++++ Data for the task

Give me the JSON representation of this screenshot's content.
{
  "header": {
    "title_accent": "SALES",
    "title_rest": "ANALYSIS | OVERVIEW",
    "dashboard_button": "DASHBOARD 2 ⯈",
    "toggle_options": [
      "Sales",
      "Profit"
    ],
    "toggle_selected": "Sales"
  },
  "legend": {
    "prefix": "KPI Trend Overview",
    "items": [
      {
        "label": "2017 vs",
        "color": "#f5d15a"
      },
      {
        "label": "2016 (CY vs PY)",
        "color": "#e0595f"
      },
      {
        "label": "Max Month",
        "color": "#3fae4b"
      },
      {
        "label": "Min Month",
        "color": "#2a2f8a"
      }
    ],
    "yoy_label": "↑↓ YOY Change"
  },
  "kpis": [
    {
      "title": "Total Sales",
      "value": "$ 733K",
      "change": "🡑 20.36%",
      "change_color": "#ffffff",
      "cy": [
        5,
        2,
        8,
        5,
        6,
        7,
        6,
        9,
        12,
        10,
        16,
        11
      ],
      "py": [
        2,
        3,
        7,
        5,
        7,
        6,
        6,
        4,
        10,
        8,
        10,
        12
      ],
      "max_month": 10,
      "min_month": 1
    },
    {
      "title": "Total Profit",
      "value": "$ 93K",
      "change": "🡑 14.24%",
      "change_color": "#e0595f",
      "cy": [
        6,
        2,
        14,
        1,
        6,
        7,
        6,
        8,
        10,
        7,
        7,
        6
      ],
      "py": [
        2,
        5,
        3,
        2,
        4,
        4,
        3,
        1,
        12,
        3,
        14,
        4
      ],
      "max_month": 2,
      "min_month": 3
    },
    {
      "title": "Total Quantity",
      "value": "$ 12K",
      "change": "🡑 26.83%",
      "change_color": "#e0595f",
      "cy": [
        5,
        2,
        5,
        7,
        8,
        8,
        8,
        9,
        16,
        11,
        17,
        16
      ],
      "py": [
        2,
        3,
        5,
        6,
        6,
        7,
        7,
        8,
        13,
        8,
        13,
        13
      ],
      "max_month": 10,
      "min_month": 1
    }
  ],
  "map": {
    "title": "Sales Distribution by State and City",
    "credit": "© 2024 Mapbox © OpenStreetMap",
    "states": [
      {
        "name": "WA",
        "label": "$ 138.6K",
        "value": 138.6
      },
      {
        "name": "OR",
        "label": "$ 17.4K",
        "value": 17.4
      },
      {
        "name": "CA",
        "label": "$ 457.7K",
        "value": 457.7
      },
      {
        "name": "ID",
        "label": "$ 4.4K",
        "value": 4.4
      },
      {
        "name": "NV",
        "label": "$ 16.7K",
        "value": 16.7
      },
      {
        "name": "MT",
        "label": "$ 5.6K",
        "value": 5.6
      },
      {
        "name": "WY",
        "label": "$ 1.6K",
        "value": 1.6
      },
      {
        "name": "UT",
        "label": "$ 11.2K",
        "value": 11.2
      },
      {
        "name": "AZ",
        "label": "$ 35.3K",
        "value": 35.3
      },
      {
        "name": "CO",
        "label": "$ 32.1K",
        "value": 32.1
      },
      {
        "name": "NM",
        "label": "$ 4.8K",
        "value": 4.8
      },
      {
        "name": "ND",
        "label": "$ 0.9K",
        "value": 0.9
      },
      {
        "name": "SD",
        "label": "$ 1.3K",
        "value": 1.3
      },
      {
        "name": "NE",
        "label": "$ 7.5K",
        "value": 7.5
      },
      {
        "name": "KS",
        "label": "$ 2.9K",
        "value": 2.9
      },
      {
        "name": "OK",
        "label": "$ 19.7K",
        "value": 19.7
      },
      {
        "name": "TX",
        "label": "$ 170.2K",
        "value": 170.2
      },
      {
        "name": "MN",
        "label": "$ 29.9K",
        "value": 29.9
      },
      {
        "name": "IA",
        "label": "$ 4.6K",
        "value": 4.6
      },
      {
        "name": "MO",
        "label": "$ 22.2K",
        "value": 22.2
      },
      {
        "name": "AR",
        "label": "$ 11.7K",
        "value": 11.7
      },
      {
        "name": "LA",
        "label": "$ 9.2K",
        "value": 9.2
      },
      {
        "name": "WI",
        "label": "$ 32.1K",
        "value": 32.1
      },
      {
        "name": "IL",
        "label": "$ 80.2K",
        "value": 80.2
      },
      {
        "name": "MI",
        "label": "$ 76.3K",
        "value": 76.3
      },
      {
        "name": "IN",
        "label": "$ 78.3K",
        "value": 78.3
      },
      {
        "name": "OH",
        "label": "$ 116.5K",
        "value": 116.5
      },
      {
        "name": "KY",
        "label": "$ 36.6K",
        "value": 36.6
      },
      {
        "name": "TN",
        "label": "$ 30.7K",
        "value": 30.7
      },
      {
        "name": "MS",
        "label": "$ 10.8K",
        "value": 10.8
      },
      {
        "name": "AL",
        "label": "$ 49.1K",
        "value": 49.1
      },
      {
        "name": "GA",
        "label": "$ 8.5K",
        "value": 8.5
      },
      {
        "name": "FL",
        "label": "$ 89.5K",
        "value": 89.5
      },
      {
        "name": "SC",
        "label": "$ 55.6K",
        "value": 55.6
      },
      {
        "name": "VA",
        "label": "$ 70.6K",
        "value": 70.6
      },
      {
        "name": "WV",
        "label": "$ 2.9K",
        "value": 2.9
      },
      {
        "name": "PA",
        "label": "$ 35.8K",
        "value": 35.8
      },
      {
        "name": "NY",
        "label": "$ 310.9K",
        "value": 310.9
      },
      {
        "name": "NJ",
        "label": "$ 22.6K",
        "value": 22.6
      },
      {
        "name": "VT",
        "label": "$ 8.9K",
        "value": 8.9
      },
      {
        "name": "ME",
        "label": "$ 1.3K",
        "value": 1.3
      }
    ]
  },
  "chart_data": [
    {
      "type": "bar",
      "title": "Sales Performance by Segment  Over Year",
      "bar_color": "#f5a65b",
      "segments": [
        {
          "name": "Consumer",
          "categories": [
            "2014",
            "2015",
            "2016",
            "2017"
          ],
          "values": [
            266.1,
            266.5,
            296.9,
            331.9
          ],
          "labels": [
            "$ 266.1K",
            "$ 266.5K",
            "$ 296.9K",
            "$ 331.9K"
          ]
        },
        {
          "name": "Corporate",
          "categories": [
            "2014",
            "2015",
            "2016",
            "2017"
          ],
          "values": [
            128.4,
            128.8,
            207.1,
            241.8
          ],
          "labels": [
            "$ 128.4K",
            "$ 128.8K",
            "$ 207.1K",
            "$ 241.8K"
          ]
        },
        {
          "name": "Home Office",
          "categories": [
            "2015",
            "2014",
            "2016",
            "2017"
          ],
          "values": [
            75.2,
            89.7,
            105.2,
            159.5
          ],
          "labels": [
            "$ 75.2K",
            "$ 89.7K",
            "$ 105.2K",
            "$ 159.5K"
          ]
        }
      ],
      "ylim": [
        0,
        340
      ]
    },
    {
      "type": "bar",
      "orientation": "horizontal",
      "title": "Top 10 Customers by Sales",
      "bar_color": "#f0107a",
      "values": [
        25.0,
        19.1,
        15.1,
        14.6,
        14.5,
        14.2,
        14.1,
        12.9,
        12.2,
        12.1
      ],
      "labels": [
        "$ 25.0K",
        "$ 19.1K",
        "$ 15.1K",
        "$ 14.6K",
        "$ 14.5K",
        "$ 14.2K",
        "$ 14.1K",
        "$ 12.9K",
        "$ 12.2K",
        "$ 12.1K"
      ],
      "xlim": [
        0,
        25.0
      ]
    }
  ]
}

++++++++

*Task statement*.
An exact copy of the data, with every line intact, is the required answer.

*Response area*.
Give me the JSON representation of this screenshot's content.
{
  "header": {
    "title_accent": "SALES",
    "title_rest": "ANALYSIS | OVERVIEW",
    "dashboard_button": "DASHBOARD 2 ⯈",
    "toggle_options": [
      "Sales",
      "Profit"
    ],
    "toggle_selected": "Sales"
  },
  "legend": {
    "prefix": "KPI Trend Overview",
    "items": [
      {
        "label": "2017 vs",
        "color": "#f5d15a"
      },
      {
        "label": "2016 (CY vs PY)",
        "color": "#e0595f"
      },
      {
        "label": "Max Month",
        "color": "#3fae4b"
      },
      {
        "label": "Min Month",
        "color": "#2a2f8a"
      }
    ],
    "yoy_label": "↑↓ YOY Change"
  },
  "kpis": [
    {
      "title": "Total Sales",
      "value": "$ 733K",
      "change": "🡑 20.36%",
      "change_color": "#ffffff",
      "cy": [
        5,
        2,
        8,
        5,
        6,
        7,
        6,
        9,
        12,
        10,
        16,
        11
      ],
      "py": [
        2,
        3,
        7,
        5,
        7,
        6,
        6,
        4,
        10,
        8,
        10,
        12
      ],
      "max_month": 10,
      "min_month": 1
    },
    {
      "title": "Total Profit",
      "value": "$ 93K",
      "change": "🡑 14.24%",
      "change_color": "#e0595f",
      "cy": [
        6,
        2,
        14,
        1,
        6,
        7,
        6,
        8,
        10,
        7,
        7,
        6
      ],
      "py": [
        2,
        5,
        3,
        2,
        4,
        4,
        3,
        1,
        12,
        3,
        14,
        4
      ],
      "max_month": 2,
      "min_month": 3
    },
    {
      "title": "Total Quantity",
      "value": "$ 12K",
      "change": "🡑 26.83%",
      "change_color": "#e0595f",
      "cy": [
        5,
        2,
        5,
        7,
        8,
        8,
        8,
        9,
        16,
        11,
        17,
        16
      ],
      "py": [
        2,
        3,
        5,
        6,
        6,
        7,
        7,
        8,
        13,
        8,
        13,
        13
      ],
      "max_month": 10,
      "min_month": 1
    }
  ],
  "map": {
    "title": "Sales Distribution by State and City",
    "credit": "© 2024 Mapbox © OpenStreetMap",
    "states": [
      {
        "name": "WA",
        "label": "$ 138.6K",
        "value": 138.6
      },
      {
        "name": "OR",
        "label": "$ 17.4K",
        "value": 17.4
      },
      {
        "name": "CA",
        "label": "$ 457.7K",
        "value": 457.7
      },
      {
        "name": "ID",
        "label": "$ 4.4K",
        "value": 4.4
      },
      {
        "name": "NV",
        "label": "$ 16.7K",
        "value": 16.7
      },
      {
        "name": "MT",
        "label": "$ 5.6K",
        "value": 5.6
      },
      {
        "name": "WY",
        "label": "$ 1.6K",
        "value": 1.6
      },
      {
        "name": "UT",
        "label": "$ 11.2K",
        "value": 11.2
      },
      {
        "name": "AZ",
        "label": "$ 35.3K",
        "value": 35.3
      },
      {
        "name": "CO",
        "label": "$ 32.1K",
        "value": 32.1
      },
      {
        "name": "NM",
        "label": "$ 4.8K",
        "value": 4.8
      },
      {
        "name": "ND",
        "label": "$ 0.9K",
        "value": 0.9
      },
      {
        "name": "SD",
        "label": "$ 1.3K",
        "value": 1.3
      },
      {
        "name": "NE",
        "label": "$ 7.5K",
        "value": 7.5
      },
      {
        "name": "KS",
        "label": "$ 2.9K",
        "value": 2.9
      },
      {
        "name": "OK",
        "label": "$ 19.7K",
        "value": 19.7
      },
      {
        "name": "TX",
        "label": "$ 170.2K",
        "value": 170.2
      },
      {
        "name": "MN",
        "label": "$ 29.9K",
        "value": 29.9
      },
      {
        "name": "IA",
        "label": "$ 4.6K",
        "value": 4.6
      },
      {
        "name": "MO",
        "label": "$ 22.2K",
        "value": 22.2
      },
      {
        "name": "AR",
        "label": "$ 11.7K",
        "value": 11.7
      },
      {
        "name": "LA",
        "label": "$ 9.2K",
        "value": 9.2
      },
      {
        "name": "WI",
        "label": "$ 32.1K",
        "value": 32.1
      },
      {
        "name": "IL",
        "label": "$ 80.2K",
        "value": 80.2
      },
      {
        "name": "MI",
        "label": "$ 76.3K",
        "value": 76.3
      },
      {
        "name": "IN",
        "label": "$ 78.3K",
        "value": 78.3
      },
      {
        "name": "OH",
        "label": "$ 116.5K",
        "value": 116.5
      },
      {
        "name": "KY",
        "label": "$ 36.6K",
        "value": 36.6
      },
      {
        "name": "TN",
        "label": "$ 30.7K",
        "value": 30.7
      },
      {
        "name": "MS",
        "label": "$ 10.8K",
        "value": 10.8
      },
      {
        "name": "AL",
        "label": "$ 49.1K",
        "value": 49.1
      },
      {
        "name": "GA",
        "label": "$ 8.5K",
        "value": 8.5
      },
      {
        "name": "FL",
        "label": "$ 89.5K",
        "value": 89.5
      },
      {
        "name": "SC",
        "label": "$ 55.6K",
        "value": 55.6
      },
      {
        "name": "VA",
        "label": "$ 70.6K",
        "value": 70.6
      },
      {
        "name": "WV",
        "label": "$ 2.9K",
        "value": 2.9
      },
      {
        "name": "PA",
        "label": "$ 35.8K",
        "value": 35.8
      },
      {
        "name": "NY",
        "label": "$ 310.9K",
        "value": 310.9
      },
      {
        "name": "NJ",
        "label": "$ 22.6K",
        "value": 22.6
      },
      {
        "name": "VT",
        "label": "$ 8.9K",
        "value": 8.9
      },
      {
        "name": "ME",
        "label": "$ 1.3K",
        "value": 1.3
      }
    ]
  },
  "chart_data": [
    {
      "type": "bar",
      "title": "Sales Performance by Segment  Over Year",
      "bar_color": "#f5a65b",
      "segments": [
        {
          "name": "Consumer",
          "categories": [
            "2014",
            "2015",
            "2016",
            "2017"
          ],
          "values": [
            266.1,
            266.5,
            296.9,
            331.9
          ],
          "labels": [
            "$ 266.1K",
            "$ 266.5K",
            "$ 296.9K",
            "$ 331.9K"
          ]
        },
        {
          "name": "Corporate",
          "categories": [
            "2014",
            "2015",
            "2016",
            "2017"
          ],
          "values": [
            128.4,
            128.8,
            207.1,
            241.8
          ],
          "labels": [
            "$ 128.4K",
            "$ 128.8K",
            "$ 207.1K",
            "$ 241.8K"
          ]
        },
        {
          "name": "Home Office",
          "categories": [
            "2015",
            "2014",
            "2016",
            "2017"
          ],
          "values": [
            75.2,
            89.7,
            105.2,
            159.5
          ],
          "labels": [
            "$ 75.2K",
            "$ 89.7K",
            "$ 105.2K",
            "$ 159.5K"
          ]
        }
      ],
      "ylim": [
        0,
        340
      ]
    },
    {
      "type": "bar",
      "orientation": "horizontal",
      "title": "Top 10 Customers by Sales",
      "bar_color": "#f0107a",
      "values": [
        25.0,
        19.1,
        15.1,
        14.6,
        14.5,
        14.2,
        14.1,
        12.9,
        12.2,
        12.1
      ],
      "labels": [
        "$ 25.0K",
        "$ 19.1K",
        "$ 15.1K",
        "$ 14.6K",
        "$ 14.5K",
        "$ 14.2K",
        "$ 14.1K",
        "$ 12.9K",
        "$ 12.2K",
        "$ 12.1K"
      ],
      "xlim": [
        0,
        25.0
      ]
    }
  ]
}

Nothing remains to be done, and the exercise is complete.